Now it seems that the helicarrier is losing some power.
The heavily marketed "S.H.I.E.L.D." — Marvel's first foray into network television since Walt Disney Co. bought the comic book brand in 2009 — drew more than 12 million viewers to its original telecast, according to Nielsen.
That figure grew to 15.8 million in the next three days as people caught up via digital video recorders and video on demand.
But the second episode fell sharply, and the show has posted ratings declines every week since, causing concern among advertisers and glee among rival networks.
Counting only people who watch on the day of first airing, "S.H.I.E.L.D." has lost about 40% of its total audience and half of its viewers ages 18 to 49, the demographic most cherished by advertisers.
The network has played up the fact that a large portion of the show's audience watches the episodes on DVRs and video on demand. Factoring that in, the trends look a little better. But those numbers also are on the decline.
The Nov. 5 episode of "S.H.I.E.L.D." generated a rating of 3.7 among viewers ages 18 to 49 in the live-plus-three-days category, but that still represents a 42% slide from the premiere.
"We hope that there is no more erosion of the current audience," said Roy Currlin, a strategist at Carat, a media buying firm whose clients include General Motors Co.
Young men, the target audience for "S.H.I.E.L.D.," have been bailing at high levels. The first episode averaged 1.5 million men in the 18-34 demographic. Last week's episode drew only 565,000.
The majority of those 18- to 34-year-olds who didn't tune in for the live broadcast don't appear to be catching up on their DVRs either.
ABC did not provide an executive to comment for this story. But a spokeswoman for the network said that the series is performing well against its time-slot competition.
In addition, "S.H.I.E.L.D." is helping ABC by drawing men, who have generally not shown interest in shows such as "Grey's Anatomy" and "Scandal."

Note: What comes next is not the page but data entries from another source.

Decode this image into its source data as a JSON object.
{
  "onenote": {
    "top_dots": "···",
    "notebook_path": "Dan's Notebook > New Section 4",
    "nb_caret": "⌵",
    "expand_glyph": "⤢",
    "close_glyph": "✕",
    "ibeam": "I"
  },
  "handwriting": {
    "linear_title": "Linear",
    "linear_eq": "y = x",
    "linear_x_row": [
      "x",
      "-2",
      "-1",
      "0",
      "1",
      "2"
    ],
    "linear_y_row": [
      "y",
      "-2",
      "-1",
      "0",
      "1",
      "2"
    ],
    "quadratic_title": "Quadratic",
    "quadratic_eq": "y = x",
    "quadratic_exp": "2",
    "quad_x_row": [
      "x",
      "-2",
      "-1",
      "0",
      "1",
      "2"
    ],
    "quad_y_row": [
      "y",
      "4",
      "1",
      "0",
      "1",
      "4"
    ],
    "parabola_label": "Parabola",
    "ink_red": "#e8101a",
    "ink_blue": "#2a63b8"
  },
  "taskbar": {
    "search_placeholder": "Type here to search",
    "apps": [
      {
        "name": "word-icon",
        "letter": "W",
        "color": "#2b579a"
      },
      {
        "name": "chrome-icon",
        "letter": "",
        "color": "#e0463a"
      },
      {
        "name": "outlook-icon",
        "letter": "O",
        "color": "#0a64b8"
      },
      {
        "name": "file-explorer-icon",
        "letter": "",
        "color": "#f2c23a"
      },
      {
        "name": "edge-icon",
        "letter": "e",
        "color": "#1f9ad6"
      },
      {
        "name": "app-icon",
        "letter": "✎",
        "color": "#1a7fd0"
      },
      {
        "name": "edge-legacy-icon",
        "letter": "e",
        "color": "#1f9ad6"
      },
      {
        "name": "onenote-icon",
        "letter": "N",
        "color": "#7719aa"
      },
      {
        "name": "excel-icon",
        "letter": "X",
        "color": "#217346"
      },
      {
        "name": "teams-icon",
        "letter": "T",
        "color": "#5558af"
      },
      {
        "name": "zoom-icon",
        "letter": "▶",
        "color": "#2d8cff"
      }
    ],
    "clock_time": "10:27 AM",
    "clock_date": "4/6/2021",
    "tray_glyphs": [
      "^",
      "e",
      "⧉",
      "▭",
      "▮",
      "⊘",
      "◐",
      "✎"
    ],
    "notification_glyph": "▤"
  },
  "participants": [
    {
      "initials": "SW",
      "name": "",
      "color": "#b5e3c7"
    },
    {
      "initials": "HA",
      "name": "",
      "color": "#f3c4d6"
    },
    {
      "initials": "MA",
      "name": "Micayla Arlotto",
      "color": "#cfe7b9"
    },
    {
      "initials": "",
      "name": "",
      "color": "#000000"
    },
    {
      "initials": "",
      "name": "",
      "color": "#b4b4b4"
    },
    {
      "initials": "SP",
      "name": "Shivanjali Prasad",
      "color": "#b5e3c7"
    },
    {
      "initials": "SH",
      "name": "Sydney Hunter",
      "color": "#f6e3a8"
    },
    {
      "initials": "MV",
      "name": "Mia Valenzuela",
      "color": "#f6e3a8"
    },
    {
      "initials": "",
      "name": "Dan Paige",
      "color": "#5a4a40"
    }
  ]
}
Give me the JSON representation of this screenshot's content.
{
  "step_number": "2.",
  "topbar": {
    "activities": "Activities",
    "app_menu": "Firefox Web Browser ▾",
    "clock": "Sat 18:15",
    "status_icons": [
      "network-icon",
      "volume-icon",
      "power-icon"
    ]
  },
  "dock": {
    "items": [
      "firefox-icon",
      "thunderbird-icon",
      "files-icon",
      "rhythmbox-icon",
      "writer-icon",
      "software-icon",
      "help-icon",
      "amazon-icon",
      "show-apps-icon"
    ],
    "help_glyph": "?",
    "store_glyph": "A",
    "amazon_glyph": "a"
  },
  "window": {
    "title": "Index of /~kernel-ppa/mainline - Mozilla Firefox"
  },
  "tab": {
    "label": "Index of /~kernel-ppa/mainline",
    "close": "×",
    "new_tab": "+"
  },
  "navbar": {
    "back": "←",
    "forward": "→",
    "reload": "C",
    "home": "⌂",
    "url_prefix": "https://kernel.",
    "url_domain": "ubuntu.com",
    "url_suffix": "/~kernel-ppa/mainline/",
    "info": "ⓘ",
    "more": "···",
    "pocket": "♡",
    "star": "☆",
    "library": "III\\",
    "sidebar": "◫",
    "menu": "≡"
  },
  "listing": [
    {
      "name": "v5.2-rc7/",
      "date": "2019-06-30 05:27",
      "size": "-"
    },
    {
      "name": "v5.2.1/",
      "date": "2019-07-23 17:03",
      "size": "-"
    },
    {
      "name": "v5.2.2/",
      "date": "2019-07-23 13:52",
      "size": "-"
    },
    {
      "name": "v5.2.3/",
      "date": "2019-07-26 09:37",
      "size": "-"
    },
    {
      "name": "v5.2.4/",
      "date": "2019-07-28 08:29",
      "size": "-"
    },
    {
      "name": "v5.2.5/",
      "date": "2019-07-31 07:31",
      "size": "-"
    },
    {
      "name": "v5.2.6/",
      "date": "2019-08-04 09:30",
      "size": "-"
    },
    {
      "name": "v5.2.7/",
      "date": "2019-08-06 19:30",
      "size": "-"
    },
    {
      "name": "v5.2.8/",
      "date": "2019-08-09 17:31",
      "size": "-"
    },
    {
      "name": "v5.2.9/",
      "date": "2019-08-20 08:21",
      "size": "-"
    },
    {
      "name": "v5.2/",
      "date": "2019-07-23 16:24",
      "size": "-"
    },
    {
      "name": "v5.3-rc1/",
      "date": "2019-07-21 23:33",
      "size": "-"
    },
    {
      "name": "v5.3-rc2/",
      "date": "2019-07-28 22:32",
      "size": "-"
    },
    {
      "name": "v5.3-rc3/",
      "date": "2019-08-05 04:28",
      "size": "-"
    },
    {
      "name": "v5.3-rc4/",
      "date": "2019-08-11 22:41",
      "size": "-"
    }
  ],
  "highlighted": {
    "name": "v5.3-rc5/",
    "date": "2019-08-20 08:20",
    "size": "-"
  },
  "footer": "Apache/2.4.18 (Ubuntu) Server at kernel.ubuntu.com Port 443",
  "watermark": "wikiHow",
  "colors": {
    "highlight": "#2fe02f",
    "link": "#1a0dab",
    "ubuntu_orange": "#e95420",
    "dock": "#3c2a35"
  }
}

This comes after a string of hits for Marvel at the box office. Its "Iron Man 3" is the top-grossing movie this year, with domestic ticket sales of $409 million. Marvel's "The Avengers" took in more than $623 million last year.
Its latest film effort, "Thor: The Dark World," has brought in $145 million in less than two weeks in release.
Although Disney's engine is cable television, its broadcast operations, which include ABC, contributed $5.9 billion in revenue for the year that ended in September.
Many TV critics and comic book bloggers have been scratching their heads at "S.H.I.E.L.D.'s" creative direction. The show, created by "Avengers" director and geek hero Joss Whedon, appears to have only a tenuous connection to the greater Marvel franchise, despite a brief cameo from the character of Nick Fury, played — as in the recent films — by Samuel L. Jackson. For example, the character Skye, played by Chloe Bennet, did not exist in the comic books.
In addition, the series tends to follow a procedural format rather than having an overarching plot that would provide momentum.
Viewers are also bothered by the series' biggest unanswered question: Just how is main protagonist Agent Coulson, played by Clark Gregg, alive after his fate in the "Avengers" movie?
Despite the ratings slide, ABC has ordered a full season of "S.H.I.E.L.D." The show is doing well overseas, so it may already be a financial success for Disney. But the numbers probably will have to rise, or at least stabilize, for the network to go forward with a second season.
With a view to bumping those numbers up, "S.H.I.E.L.D." is trying to parlay the success of "Thor" by working elements of the movie into the plot of this week's episode, which airs Tuesday night.
Times staff writer Joe Flint contributed to this report.Copyright © 2015, CT Now